What the exercise asks
Look through the records and copy each line with the string "window" in it.

Data about app and page elements
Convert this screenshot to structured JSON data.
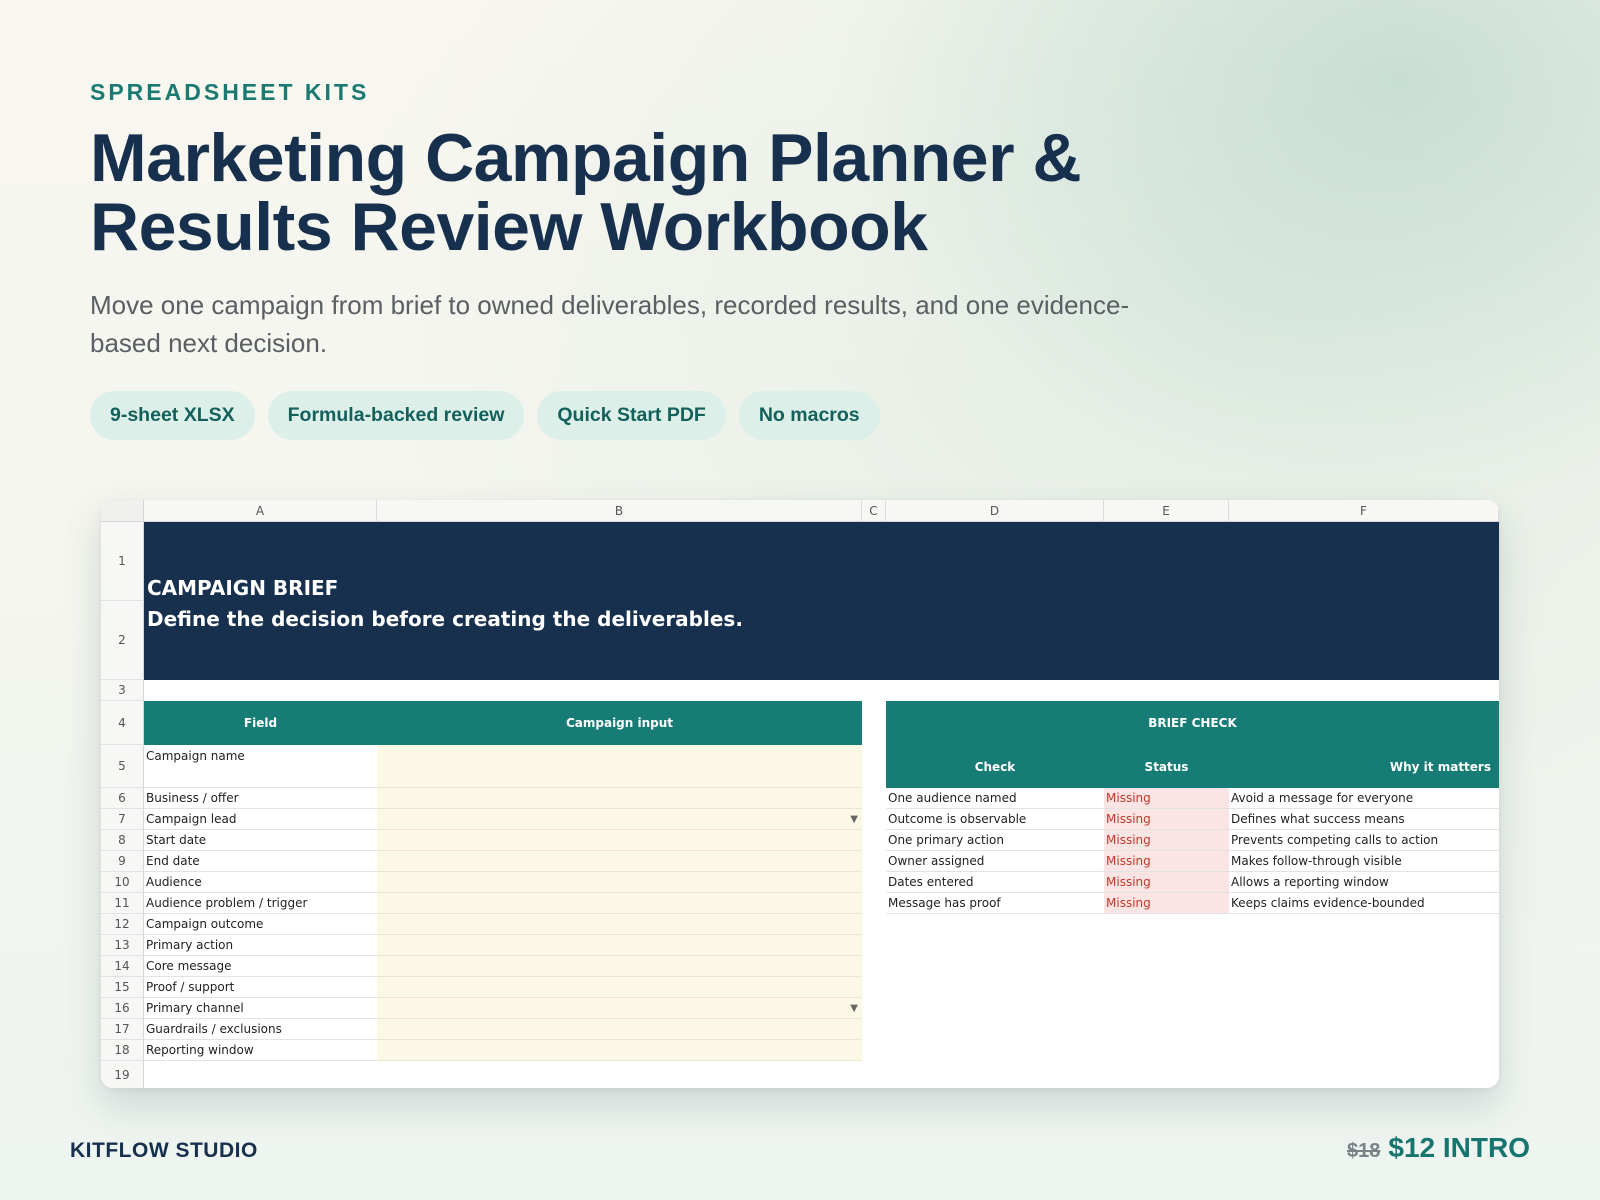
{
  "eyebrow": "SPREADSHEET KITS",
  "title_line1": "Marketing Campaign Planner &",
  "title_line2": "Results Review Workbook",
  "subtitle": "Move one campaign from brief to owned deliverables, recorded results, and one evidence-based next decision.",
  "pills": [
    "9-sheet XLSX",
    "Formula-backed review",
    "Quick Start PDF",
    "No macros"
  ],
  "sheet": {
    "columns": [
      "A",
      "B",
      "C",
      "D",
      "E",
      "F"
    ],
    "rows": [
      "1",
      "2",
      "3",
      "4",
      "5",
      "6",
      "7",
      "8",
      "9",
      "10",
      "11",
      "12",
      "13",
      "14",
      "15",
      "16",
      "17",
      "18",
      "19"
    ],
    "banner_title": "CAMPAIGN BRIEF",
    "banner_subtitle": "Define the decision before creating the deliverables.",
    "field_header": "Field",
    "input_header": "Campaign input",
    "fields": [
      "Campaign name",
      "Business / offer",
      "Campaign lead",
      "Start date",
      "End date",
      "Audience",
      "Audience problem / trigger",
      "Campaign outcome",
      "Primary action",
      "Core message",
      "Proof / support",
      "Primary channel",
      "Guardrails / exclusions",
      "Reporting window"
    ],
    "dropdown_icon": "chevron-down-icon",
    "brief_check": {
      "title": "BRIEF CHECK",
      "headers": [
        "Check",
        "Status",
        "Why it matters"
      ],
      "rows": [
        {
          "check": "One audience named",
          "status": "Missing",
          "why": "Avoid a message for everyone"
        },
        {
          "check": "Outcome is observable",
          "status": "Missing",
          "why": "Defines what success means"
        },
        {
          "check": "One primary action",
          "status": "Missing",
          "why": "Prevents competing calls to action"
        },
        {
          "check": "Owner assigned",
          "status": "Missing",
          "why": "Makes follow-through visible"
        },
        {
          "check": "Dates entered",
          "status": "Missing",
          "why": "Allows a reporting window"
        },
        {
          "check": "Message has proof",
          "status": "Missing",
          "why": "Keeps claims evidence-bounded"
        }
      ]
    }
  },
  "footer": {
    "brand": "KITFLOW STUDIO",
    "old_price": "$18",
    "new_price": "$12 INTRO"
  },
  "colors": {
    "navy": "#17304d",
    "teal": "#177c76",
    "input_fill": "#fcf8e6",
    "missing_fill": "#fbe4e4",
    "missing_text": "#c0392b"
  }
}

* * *

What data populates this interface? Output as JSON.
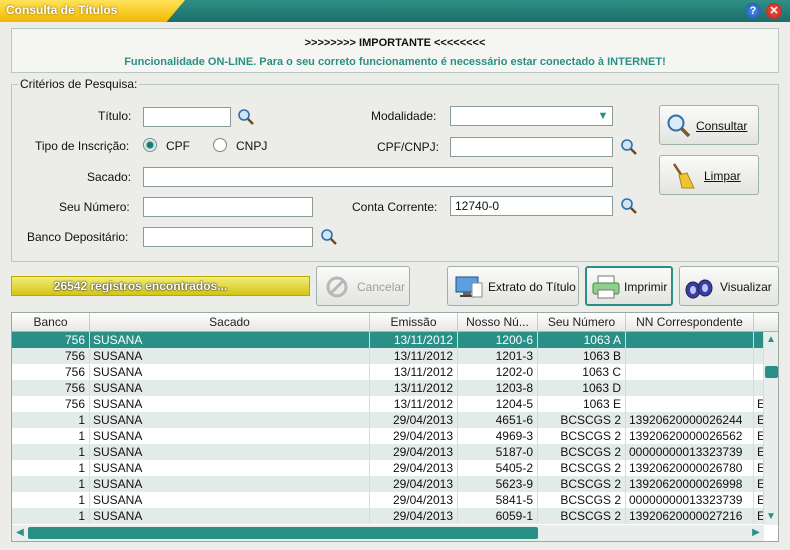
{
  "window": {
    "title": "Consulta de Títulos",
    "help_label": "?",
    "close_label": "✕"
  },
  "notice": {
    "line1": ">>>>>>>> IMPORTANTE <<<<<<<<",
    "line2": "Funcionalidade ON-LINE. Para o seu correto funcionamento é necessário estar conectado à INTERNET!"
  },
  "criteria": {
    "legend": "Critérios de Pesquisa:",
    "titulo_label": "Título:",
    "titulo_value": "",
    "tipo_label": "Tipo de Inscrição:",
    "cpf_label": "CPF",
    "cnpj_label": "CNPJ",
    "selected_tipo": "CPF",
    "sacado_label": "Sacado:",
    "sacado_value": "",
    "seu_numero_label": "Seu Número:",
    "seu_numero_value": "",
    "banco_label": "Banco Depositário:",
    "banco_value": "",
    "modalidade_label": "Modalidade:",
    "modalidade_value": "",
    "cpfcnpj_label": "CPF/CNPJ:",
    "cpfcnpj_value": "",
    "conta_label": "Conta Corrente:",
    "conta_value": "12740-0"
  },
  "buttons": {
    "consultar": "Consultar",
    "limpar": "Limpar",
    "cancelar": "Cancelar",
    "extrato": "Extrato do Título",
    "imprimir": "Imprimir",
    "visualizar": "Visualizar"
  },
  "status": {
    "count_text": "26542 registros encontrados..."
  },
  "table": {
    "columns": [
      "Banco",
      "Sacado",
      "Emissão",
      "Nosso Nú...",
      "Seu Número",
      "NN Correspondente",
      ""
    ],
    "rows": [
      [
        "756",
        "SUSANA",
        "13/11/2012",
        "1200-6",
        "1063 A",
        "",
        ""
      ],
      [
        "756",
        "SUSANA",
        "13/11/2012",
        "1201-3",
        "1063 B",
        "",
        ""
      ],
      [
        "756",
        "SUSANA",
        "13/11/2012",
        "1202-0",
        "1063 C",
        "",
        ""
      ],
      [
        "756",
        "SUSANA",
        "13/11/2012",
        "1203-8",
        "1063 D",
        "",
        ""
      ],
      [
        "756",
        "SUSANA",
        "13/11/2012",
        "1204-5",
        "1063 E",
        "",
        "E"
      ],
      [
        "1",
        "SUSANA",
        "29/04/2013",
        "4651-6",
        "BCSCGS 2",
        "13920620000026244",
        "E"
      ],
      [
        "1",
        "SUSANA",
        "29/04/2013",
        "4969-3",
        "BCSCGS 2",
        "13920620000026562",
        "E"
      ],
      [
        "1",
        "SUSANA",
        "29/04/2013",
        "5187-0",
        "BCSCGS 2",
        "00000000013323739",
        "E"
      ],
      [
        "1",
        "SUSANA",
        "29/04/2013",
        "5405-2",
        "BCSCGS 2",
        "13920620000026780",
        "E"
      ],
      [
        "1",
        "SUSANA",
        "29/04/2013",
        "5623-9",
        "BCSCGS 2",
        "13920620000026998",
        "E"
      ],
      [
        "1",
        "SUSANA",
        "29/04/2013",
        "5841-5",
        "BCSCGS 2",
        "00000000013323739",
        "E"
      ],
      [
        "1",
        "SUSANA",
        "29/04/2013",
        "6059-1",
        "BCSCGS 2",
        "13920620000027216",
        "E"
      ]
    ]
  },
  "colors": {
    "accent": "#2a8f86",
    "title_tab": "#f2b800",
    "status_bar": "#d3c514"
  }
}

Your solution
      "Reporting window"
          "why": "Allows a reporting window"
  "window": {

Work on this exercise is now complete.